Check every line of the material below for the string "title", and return the ones that have it.

%%

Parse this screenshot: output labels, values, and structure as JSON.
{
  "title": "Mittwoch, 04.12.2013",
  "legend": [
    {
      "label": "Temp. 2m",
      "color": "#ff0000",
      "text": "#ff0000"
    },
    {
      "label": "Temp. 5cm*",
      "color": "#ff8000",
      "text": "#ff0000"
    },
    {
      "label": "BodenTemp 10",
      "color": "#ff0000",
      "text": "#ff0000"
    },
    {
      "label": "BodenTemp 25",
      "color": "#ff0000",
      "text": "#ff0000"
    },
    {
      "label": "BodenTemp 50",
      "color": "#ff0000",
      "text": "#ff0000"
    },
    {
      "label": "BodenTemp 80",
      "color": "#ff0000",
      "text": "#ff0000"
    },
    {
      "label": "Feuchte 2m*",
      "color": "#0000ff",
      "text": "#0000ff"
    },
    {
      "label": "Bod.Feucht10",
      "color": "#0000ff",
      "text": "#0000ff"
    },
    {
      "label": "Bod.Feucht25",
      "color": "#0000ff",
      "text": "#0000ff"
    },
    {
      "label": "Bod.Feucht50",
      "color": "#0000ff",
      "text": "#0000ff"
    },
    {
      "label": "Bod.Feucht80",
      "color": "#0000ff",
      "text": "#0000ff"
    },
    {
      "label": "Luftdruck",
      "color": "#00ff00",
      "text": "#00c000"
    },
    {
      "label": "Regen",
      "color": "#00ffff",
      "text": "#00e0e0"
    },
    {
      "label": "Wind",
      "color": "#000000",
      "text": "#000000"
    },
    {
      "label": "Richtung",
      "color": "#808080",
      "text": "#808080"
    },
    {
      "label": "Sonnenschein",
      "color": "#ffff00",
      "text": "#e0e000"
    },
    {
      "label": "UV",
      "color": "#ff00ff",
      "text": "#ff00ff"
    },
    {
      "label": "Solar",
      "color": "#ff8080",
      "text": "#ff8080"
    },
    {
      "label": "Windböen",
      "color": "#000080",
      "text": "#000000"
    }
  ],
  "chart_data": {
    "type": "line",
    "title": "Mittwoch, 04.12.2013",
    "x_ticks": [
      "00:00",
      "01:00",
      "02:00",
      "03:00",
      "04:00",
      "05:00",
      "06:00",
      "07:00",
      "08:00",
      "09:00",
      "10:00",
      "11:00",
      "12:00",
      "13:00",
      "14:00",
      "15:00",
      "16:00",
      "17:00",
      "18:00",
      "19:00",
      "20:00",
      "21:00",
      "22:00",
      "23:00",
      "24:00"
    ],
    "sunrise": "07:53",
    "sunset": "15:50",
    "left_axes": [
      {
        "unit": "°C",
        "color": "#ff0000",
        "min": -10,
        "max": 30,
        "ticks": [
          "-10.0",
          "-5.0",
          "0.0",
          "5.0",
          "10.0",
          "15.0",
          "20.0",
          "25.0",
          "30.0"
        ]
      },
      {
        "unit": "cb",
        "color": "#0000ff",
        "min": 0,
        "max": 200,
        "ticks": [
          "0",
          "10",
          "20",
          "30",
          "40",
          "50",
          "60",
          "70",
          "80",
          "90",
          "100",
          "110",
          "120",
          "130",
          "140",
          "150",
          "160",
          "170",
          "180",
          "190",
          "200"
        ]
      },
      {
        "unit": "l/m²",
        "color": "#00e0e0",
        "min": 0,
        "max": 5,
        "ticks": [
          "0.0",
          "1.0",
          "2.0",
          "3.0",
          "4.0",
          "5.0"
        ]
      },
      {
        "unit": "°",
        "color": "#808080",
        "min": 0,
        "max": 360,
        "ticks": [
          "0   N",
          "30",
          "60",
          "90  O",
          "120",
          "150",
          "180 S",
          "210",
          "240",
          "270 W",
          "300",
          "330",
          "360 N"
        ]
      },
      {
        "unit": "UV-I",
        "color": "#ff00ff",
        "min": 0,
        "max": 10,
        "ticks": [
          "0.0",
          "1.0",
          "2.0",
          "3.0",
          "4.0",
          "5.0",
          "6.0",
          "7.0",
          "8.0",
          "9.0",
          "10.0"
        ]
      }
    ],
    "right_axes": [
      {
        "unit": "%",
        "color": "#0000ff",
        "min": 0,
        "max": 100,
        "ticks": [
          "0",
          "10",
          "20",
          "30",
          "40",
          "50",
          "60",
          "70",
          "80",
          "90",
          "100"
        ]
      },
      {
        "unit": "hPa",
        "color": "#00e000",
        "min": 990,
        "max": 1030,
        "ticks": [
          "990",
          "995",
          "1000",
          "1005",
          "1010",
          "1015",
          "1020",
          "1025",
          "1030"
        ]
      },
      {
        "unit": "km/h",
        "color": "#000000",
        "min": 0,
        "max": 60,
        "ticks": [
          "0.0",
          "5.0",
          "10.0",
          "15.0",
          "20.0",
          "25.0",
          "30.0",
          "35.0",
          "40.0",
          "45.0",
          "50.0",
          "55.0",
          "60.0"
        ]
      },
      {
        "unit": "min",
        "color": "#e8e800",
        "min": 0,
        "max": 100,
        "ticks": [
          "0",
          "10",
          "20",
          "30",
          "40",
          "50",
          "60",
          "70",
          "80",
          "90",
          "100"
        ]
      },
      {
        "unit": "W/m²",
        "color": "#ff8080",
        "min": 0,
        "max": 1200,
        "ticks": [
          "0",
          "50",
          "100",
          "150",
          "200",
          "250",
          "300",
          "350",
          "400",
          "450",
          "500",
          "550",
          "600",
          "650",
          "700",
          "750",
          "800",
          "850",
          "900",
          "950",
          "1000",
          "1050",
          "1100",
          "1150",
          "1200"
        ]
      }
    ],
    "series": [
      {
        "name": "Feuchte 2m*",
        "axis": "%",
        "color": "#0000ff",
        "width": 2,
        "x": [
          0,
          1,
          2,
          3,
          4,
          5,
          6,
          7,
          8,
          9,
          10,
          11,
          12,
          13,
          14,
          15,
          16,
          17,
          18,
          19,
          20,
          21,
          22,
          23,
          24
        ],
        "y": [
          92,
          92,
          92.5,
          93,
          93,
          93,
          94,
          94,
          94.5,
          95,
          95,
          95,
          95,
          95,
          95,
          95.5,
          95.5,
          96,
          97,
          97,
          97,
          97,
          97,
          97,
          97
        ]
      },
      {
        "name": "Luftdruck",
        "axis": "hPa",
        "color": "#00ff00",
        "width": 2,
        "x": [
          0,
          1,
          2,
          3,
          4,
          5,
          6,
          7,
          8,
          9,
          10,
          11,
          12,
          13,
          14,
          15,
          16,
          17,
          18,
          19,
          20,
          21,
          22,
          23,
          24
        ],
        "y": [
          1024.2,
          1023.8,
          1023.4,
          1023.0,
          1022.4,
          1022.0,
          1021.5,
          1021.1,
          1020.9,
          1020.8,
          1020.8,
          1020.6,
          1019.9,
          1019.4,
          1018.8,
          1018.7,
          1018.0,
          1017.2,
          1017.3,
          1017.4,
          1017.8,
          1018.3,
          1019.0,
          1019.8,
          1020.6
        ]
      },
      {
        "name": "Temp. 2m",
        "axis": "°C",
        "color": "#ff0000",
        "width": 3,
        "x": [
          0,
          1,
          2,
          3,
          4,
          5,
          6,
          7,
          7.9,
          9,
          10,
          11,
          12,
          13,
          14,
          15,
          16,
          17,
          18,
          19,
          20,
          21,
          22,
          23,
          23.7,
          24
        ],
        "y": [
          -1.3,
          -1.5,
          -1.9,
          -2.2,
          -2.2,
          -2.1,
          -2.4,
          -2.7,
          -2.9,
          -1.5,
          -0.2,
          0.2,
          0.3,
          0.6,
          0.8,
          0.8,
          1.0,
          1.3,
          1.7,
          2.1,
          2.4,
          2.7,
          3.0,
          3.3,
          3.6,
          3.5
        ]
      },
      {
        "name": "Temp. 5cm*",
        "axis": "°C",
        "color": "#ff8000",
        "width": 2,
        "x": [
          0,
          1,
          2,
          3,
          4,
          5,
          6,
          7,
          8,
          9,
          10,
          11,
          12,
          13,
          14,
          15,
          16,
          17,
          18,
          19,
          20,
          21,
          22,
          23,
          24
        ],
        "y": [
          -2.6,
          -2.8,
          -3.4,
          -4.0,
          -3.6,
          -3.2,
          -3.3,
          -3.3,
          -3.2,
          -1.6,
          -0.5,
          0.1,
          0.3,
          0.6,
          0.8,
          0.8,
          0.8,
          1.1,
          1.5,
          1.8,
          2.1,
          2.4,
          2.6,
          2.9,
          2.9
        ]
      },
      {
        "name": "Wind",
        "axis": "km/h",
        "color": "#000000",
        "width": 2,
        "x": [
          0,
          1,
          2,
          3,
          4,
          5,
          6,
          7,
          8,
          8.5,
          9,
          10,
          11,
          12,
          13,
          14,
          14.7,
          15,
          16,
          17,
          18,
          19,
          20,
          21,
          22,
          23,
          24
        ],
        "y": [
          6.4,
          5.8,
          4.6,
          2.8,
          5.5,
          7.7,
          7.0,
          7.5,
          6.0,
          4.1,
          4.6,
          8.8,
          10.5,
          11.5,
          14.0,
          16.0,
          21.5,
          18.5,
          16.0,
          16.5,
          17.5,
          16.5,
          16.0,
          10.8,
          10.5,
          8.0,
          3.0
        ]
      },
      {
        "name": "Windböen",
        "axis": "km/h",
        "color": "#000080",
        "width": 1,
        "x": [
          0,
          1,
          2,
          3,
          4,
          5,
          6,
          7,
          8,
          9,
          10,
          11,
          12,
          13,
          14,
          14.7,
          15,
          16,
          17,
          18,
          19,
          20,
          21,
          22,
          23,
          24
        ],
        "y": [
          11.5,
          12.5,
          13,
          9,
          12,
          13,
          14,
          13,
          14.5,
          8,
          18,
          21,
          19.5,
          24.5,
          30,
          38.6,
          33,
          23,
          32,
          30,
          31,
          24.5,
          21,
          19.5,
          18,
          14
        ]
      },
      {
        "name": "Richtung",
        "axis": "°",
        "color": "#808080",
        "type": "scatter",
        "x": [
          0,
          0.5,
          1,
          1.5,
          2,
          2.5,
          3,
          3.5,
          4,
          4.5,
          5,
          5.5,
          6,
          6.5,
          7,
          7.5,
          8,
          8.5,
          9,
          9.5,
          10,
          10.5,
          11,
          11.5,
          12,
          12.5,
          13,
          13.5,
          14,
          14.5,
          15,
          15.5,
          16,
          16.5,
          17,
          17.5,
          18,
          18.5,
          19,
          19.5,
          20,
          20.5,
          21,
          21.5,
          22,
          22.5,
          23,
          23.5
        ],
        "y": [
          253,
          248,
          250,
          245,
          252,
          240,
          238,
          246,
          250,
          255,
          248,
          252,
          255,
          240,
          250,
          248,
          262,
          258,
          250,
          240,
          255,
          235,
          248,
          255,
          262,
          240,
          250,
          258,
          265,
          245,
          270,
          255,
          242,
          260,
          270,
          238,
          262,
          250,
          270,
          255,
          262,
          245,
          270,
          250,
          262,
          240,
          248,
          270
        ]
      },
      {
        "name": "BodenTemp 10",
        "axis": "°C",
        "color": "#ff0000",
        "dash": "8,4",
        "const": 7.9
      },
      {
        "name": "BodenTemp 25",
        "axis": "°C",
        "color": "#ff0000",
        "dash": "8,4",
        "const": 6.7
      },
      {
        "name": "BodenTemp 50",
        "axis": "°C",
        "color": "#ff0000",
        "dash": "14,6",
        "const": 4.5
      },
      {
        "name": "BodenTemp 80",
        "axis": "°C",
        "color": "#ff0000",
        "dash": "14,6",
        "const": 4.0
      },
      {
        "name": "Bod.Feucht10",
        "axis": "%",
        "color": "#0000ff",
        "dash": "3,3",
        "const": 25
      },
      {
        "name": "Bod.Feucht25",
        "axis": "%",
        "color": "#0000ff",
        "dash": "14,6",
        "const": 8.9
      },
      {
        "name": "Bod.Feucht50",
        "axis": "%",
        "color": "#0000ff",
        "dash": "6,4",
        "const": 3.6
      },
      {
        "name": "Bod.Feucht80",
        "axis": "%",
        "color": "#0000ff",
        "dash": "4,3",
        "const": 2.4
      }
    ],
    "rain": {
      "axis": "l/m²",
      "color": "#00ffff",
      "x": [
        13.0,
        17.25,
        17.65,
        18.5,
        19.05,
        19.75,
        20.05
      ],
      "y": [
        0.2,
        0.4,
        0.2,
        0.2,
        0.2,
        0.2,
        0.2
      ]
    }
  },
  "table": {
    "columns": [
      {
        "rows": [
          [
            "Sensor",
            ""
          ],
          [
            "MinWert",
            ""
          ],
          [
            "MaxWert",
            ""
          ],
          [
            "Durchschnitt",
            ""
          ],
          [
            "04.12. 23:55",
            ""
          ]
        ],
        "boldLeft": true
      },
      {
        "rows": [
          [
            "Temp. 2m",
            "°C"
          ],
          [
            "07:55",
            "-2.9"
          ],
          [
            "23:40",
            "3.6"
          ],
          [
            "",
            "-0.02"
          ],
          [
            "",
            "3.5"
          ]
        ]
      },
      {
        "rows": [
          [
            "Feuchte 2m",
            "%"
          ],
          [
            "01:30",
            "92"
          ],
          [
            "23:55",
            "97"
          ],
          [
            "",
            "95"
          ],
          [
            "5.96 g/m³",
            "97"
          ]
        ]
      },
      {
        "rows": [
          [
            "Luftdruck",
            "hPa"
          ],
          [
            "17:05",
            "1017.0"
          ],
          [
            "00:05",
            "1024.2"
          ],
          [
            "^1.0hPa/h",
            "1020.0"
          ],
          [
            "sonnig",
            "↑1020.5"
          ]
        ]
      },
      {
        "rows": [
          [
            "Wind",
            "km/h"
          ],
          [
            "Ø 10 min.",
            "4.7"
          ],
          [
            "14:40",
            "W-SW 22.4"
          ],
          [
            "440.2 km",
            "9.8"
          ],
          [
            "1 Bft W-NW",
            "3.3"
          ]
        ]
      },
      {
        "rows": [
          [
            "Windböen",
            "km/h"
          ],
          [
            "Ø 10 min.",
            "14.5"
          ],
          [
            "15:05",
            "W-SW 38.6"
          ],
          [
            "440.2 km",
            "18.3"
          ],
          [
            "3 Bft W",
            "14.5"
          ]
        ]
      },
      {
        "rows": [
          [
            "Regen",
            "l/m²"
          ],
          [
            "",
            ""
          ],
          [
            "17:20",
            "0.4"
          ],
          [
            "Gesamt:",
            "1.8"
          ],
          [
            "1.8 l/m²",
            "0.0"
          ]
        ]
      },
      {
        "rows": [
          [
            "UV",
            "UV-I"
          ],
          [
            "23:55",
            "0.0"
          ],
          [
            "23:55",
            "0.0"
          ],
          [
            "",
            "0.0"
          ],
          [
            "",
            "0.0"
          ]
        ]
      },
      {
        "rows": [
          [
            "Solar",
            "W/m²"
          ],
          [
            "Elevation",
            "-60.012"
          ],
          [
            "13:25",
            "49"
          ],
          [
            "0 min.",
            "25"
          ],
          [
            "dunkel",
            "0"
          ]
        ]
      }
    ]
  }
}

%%

OUTPUT OF THE TASK.
  "title": "Mittwoch, 04.12.2013",
    "title": "Mittwoch, 04.12.2013",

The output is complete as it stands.